[[ Data provided, beginning ]]

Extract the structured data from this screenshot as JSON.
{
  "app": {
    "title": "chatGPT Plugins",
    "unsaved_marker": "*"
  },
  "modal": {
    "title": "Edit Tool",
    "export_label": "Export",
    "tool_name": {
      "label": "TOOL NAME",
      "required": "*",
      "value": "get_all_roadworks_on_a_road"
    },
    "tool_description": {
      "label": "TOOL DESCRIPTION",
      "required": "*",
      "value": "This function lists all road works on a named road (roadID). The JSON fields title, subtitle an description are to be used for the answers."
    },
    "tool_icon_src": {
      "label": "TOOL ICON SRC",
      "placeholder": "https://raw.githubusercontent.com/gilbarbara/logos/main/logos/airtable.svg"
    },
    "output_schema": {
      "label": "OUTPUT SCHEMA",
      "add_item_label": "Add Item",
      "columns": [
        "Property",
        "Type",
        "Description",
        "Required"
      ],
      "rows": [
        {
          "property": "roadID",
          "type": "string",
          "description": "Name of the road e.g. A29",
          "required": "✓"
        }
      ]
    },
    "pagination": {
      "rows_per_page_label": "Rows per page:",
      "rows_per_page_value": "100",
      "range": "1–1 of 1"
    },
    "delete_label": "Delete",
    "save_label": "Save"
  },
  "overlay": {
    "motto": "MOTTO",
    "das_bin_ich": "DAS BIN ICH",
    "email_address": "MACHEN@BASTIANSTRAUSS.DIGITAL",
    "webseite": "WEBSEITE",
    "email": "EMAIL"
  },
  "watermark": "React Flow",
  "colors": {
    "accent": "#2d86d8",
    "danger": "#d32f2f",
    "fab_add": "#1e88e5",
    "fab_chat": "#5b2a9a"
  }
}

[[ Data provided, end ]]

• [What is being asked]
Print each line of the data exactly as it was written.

• [Exercise output]
Extract the structured data from this screenshot as JSON.
{
  "app": {
    "title": "chatGPT Plugins",
    "unsaved_marker": "*"
  },
  "modal": {
    "title": "Edit Tool",
    "export_label": "Export",
    "tool_name": {
      "label": "TOOL NAME",
      "required": "*",
      "value": "get_all_roadworks_on_a_road"
    },
    "tool_description": {
      "label": "TOOL DESCRIPTION",
      "required": "*",
      "value": "This function lists all road works on a named road (roadID). The JSON fields title, subtitle an description are to be used for the answers."
    },
    "tool_icon_src": {
      "label": "TOOL ICON SRC",
      "placeholder": "https://raw.githubusercontent.com/gilbarbara/logos/main/logos/airtable.svg"
    },
    "output_schema": {
      "label": "OUTPUT SCHEMA",
      "add_item_label": "Add Item",
      "columns": [
        "Property",
        "Type",
        "Description",
        "Required"
      ],
      "rows": [
        {
          "property": "roadID",
          "type": "string",
          "description": "Name of the road e.g. A29",
          "required": "✓"
        }
      ]
    },
    "pagination": {
      "rows_per_page_label": "Rows per page:",
      "rows_per_page_value": "100",
      "range": "1–1 of 1"
    },
    "delete_label": "Delete",
    "save_label": "Save"
  },
  "overlay": {
    "motto": "MOTTO",
    "das_bin_ich": "DAS BIN ICH",
    "email_address": "MACHEN@BASTIANSTRAUSS.DIGITAL",
    "webseite": "WEBSEITE",
    "email": "EMAIL"
  },
  "watermark": "React Flow",
  "colors": {
    "accent": "#2d86d8",
    "danger": "#d32f2f",
    "fab_add": "#1e88e5",
    "fab_chat": "#5b2a9a"
  }
}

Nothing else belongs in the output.